No government demands so much from the citizen as Democracy, and none gives so much back. Any free people that has responded to the call of duty and come out of a terrible ordeal unshaken in courage, undimmed in vision, with its vital force still fresh and strong, need not fear to face the future.
The statesmen and philosophers of antiquity did not dream of a government in which all men of every grade should bear a part: democracy was for them a superstructure erected upon a substructure of slavery. Modern reformers, bolder and more sanguine, called the multitude to power with the hope and in the faith that the gift of freedom and responsibility would kindle the spirit self-government requires. For them, as for Christian theologians, Hope was one of the Cardinal Virtues.
Less has been achieved than they expected, but nothing has happened to destroy the belief that among the citizens of free countries the sense of duty and the love of peace will grow steadily stronger. The experiment has not failed, for the world is after all a better place than it was under other kinds of government, and the faith that it may be made better still survives. Without Faith nothing is accomplished, and Hope is the mainspring of Faith. Throughout the course of history every winter of despondency has been followed by a joyous springtime of hope.
Hope, often disappointed but always renewed, is the anchor by which the ship that carries democracy and its fortunes will have to ride out this latest storm as it has ridden out many storms before. There is an Eastern story of a king with an uncertain temper who desired his astrologer to discover from the stars when his death would come. The astrologer, having cast the horoscope, replied that he could not find the date, but had ascertained only this that the king's death would follow immediately on his own. So may it be said that Democracy will never perish till after Hope has expired.
Toιos γàρ νóos ∊ςτιν ∊πιχθoνιων aνθρωπων oιoν ∊π 'ημaρ áγηςι πατηρ ανδρων τ∊ θ∊ων τ∊ (Odyss. xviii. 136).
In his extraordinary book the Defensor Pacis, published in 1327.
A term from the name of a chief among American aborigines.

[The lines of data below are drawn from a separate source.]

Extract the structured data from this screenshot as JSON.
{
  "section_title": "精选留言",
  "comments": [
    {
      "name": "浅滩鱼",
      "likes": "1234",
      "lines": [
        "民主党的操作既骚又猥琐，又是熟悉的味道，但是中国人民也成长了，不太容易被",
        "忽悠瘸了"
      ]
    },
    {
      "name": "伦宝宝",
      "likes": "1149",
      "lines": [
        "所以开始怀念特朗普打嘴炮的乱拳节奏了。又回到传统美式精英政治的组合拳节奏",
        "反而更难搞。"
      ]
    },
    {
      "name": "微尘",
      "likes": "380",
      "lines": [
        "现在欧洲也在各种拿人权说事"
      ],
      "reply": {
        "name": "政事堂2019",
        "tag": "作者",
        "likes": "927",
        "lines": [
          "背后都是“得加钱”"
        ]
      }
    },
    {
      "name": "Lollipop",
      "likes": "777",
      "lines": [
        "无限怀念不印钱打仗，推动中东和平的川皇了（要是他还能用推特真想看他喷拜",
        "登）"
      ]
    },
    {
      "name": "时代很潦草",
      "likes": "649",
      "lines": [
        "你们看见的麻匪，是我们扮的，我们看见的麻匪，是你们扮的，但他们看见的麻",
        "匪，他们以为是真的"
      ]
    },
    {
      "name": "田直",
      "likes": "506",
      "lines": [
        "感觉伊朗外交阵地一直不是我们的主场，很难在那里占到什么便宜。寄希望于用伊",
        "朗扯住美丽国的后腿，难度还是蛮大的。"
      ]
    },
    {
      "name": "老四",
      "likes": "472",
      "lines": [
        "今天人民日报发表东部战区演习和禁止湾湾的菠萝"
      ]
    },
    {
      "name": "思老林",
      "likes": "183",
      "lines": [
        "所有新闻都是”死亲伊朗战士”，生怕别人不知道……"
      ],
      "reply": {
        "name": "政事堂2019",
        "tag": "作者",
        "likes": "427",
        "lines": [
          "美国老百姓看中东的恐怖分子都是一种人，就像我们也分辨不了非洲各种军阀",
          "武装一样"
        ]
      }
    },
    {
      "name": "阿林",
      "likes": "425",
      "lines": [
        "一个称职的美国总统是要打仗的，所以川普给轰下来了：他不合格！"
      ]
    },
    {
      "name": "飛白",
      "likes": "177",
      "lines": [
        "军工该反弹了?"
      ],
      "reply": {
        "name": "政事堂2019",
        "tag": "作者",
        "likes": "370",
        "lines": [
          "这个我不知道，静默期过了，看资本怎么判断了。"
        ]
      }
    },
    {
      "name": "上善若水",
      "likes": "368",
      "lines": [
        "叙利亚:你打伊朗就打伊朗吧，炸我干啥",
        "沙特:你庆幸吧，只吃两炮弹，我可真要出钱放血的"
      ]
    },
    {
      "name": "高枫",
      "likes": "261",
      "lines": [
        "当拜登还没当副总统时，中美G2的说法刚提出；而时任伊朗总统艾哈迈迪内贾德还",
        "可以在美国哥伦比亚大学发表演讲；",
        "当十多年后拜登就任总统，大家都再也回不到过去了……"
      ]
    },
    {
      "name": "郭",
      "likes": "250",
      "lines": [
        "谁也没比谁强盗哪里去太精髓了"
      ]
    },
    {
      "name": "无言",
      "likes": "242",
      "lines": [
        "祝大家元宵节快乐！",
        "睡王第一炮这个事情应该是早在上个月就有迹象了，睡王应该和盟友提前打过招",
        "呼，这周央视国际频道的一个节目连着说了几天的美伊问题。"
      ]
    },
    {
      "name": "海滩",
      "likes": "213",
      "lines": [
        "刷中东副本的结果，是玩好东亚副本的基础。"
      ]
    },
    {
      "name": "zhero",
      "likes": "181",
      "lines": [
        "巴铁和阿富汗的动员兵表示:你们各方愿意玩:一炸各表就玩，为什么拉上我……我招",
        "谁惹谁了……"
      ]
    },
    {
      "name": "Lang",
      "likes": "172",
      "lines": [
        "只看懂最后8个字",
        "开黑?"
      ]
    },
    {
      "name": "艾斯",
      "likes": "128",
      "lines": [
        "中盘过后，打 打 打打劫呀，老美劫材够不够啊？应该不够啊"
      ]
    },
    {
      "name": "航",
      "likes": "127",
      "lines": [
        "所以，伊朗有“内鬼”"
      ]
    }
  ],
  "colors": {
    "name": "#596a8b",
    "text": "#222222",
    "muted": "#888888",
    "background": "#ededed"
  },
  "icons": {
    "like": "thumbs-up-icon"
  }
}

The passion for pleasure and amusement, as contrasted with the taste for intellectual enjoyments, is often said to be growing with the growth of civilization. There certainly have been ages in which the “things of the mind” were more and others in which they were less cared for by the more leisured class, but men's judgment of the time they live in is apt to be affected by personal bias, especially in those who miss what they valued in their youth.